Teaching computers to recognize patterns in data is helping physicians improve the speed and accuracy of diagnosis and further personalize patient care.

To get the right treatment, you first need the correct diagnosis. To help physicians improve diagnostic speed and accuracy, Massachusetts General Hospital pathology experts are essentially teaching computers to mine all the information gathered on each patient and make recommendations about that patient’s care.

Chief of Pathology David Louis, MD, a world leader in the genetic analysis of tumors.
Chief of Pathology David Louis, MD, a world leader in the genetic analysis of tumors

Roughly 70 percent of all hospital decisions about diagnosis and patient care are based on pathology lab tests, estimates Mass General’s Chief of Pathology David Louis, MD. Tests on blood, urine and tissues reveal telltale markers of health and disease. But hidden in the huge haystacks of information generated, he says, “are vast amounts of untapped information.”

For example, “We can now take DNA out of the white blood cells and analyze it for tens of thousands of genes,” says Dr. Louis, a world leader in the genetic analysis of tumors. “Some of the techniques we’re developing allow us to do blood analysis at a level of detail that was unimaginable 10 years ago.”

Advancing Personalized Diagnosis

Mass General pathologists coined the use of the term “computational pathology” to describe their efforts at developing computer models and algorithms—formulas and coding for solving problems—to mine data and make clinical recommendations. Patient data include everything from a patient’s medical and medication history, including exams and test results, plus such external information as genomic databases and related articles from medical journals.

“A diagnosis made three months earlier can make a big difference,” he says. “And also amazing is that it requires no fancy equipment or huge expense.”

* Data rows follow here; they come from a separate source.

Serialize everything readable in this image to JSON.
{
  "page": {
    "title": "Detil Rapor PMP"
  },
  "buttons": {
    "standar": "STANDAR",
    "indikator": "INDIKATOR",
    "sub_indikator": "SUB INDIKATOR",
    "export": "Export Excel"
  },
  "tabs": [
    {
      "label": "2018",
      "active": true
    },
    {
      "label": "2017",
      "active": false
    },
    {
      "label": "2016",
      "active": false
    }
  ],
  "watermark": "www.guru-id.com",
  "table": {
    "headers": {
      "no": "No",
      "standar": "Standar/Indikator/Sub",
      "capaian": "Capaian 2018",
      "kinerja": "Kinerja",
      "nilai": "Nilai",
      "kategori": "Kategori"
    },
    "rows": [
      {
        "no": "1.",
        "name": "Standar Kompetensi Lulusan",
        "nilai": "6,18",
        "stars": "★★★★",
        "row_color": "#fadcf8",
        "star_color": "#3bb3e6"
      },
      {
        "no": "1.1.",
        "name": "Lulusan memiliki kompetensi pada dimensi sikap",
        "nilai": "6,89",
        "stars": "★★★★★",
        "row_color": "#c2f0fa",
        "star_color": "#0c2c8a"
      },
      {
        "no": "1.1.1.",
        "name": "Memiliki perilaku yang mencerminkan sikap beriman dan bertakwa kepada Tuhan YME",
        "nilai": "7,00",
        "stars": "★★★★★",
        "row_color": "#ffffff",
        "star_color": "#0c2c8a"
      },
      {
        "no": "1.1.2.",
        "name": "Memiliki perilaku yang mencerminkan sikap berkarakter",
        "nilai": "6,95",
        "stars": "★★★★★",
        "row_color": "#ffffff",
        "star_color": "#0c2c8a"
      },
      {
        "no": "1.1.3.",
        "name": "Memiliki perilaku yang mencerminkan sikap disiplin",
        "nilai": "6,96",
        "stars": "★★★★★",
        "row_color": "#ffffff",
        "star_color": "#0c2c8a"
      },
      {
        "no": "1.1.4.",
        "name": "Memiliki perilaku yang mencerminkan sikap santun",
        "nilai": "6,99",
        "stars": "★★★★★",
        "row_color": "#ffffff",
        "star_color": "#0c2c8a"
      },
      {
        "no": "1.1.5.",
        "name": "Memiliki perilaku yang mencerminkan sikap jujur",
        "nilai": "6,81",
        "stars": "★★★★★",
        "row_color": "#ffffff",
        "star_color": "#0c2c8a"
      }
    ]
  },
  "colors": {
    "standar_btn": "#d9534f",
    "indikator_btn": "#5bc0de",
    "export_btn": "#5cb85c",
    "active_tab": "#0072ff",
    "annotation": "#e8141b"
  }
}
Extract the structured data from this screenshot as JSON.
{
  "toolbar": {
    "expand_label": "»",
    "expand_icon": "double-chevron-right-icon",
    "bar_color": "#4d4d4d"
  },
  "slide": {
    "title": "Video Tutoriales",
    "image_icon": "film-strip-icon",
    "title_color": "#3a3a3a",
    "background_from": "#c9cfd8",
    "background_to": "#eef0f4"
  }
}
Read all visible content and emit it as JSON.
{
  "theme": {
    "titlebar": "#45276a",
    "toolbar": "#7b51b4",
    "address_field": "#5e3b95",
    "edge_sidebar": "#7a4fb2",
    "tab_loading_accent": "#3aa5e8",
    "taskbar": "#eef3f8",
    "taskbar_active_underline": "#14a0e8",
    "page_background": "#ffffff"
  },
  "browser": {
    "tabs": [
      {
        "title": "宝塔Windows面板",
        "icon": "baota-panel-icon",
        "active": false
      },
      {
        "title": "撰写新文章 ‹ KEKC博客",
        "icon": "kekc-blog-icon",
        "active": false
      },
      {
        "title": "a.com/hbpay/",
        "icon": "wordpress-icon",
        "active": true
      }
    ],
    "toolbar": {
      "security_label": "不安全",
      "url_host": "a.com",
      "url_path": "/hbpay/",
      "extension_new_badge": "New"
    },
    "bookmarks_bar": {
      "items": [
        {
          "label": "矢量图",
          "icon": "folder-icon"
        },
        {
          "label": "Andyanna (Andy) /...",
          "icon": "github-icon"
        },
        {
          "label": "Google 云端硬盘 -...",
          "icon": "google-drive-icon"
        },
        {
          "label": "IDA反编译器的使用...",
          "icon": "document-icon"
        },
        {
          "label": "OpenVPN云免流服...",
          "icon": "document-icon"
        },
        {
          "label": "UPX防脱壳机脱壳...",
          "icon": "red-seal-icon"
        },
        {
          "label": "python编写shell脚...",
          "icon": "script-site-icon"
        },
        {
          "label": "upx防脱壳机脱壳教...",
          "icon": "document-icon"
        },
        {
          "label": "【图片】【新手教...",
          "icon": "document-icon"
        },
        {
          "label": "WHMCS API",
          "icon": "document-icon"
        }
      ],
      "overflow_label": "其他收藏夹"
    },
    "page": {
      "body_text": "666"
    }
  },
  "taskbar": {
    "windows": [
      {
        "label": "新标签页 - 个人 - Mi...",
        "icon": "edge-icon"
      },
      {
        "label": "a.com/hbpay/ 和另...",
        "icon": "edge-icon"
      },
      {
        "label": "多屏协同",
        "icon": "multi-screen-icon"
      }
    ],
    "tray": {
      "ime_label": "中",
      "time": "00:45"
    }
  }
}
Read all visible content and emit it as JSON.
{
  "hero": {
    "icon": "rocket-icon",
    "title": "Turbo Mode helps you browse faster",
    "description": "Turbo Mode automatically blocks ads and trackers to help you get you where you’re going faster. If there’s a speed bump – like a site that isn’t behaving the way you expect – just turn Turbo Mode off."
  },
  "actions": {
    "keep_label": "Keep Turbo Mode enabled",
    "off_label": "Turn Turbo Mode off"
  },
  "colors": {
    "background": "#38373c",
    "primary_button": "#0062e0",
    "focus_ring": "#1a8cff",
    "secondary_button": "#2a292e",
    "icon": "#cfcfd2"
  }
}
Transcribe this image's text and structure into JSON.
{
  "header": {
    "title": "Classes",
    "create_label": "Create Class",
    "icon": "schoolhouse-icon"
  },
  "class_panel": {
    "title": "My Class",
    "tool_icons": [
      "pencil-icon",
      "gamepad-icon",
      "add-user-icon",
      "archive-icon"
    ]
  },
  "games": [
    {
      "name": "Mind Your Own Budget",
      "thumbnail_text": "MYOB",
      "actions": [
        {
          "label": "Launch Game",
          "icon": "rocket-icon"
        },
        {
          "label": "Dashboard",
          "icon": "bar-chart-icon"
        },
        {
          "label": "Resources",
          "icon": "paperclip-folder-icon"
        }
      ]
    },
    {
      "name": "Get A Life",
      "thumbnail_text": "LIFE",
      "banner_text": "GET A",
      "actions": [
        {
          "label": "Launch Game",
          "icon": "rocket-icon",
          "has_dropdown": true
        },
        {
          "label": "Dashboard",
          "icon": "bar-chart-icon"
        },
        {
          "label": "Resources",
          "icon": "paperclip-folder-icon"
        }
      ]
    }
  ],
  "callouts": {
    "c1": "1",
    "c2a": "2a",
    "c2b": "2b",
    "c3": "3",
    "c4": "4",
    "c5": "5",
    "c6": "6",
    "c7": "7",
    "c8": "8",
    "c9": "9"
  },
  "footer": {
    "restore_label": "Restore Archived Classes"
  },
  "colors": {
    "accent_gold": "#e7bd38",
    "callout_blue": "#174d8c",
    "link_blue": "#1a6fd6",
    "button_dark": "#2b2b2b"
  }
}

Pathologists were central to Mass General being the first U.S hospital to routinely offer molecular diagnostics for cancer, a key to personalizing cancer care by identifying genetic defects. They have made enormous strides in using next-generation genetic sequencing to find more cancer markers. Their current efforts in computational pathology are advancing personalized diagnosis and care for patients with other diseases.

For example, John Higgins, MD, developed a computational model to better use test information on red blood cells to differentiate among the types of anemia. His model allows doctors to diagnose iron deficiency anemia about two to three months earlier than before. This is very important, Dr. Louis explains, because one of the biggest signs of colon cancer is iron deficiency anemia. And, in children, undetected iron deficiency anemia can produce long-term problems in cognitive and neurological development.

Pathology and Data Crunching

“A diagnosis made three months earlier can make a big difference,” he says. “And also amazing is that it requires no fancy equipment or huge expense.”

Drs. Dighe and Baron use the power of computers to analyze patterns found in pathology lab results and other patient information.
Drs. Dighe and Baron use the power of computers to analyze patterns found in pathology lab results and other patient information.

Mass General pathologists Anand Dighe, MD, PhD, and Jason Baron, MD, have been using computers to analyze recurring patterns and trends in patient laboratory test results. “Ten billion lab tests are done in the United States every year,” Dr. Dighe, says, “but they are not always effective because no one is looking at the pieces and tying the loose strings together.”

Drs. Dighe and Baron devised an algorithm that flags laboratory test results with an alert if creatinine, a commonly tested marker of kidney function, is increasing. This is important because trends in creatinine that indicate early acute kidney injury can otherwise be easily overlooked, leading to delayed diagnosis and sub-optimal treatment. They also used data mining techniques to develop an algorithm to discern if a very high glucose test result is due to a potentially life threatening diabetic emergency or whether it is actually due to a common error that can occur in collection of blood. This helps clinicians correctly interpret glucose test results.

Better Forecasting of Disease

They have just received an MGH-MIT Strategic Partnership Grand Challenge grant to expand their work in mining large data sets.

They have just received an MGH-MIT Strategic Partnership Grand Challenge grant to expand their work in mining large data sets. They plan to use more clinical data that will be crunched to enable earlier and more precise diagnosis of other common diseases, such as sepsis, a whole-body response to infection that is hard to diagnose and treat. Mass General and Massachusetts Institute of Technology are jointly committing research funds to support MGH-MIT research collaborations like this one. Dr. Dighe and Baron are co-principal investigators with Peter Szolovitz, PhD, head of the Clinical Decision-Making Group within MIT’s Computer Science and Artificial Intelligence Laboratory, who has decades of experience using these sorts of algorithms.

Meteorologists can predict weather much more accurately these days because they have developed computational ways to analyze immense amounts of current and historical weather data. With further investments in people and equipment at Mass General, Dr. Louis’s vision is that Mass General physicians will similarly be able to better forecast each person’s disease and individualize their treatment.

Please contact us for more information on how you can help further research in pathology that will advance personalized medicine.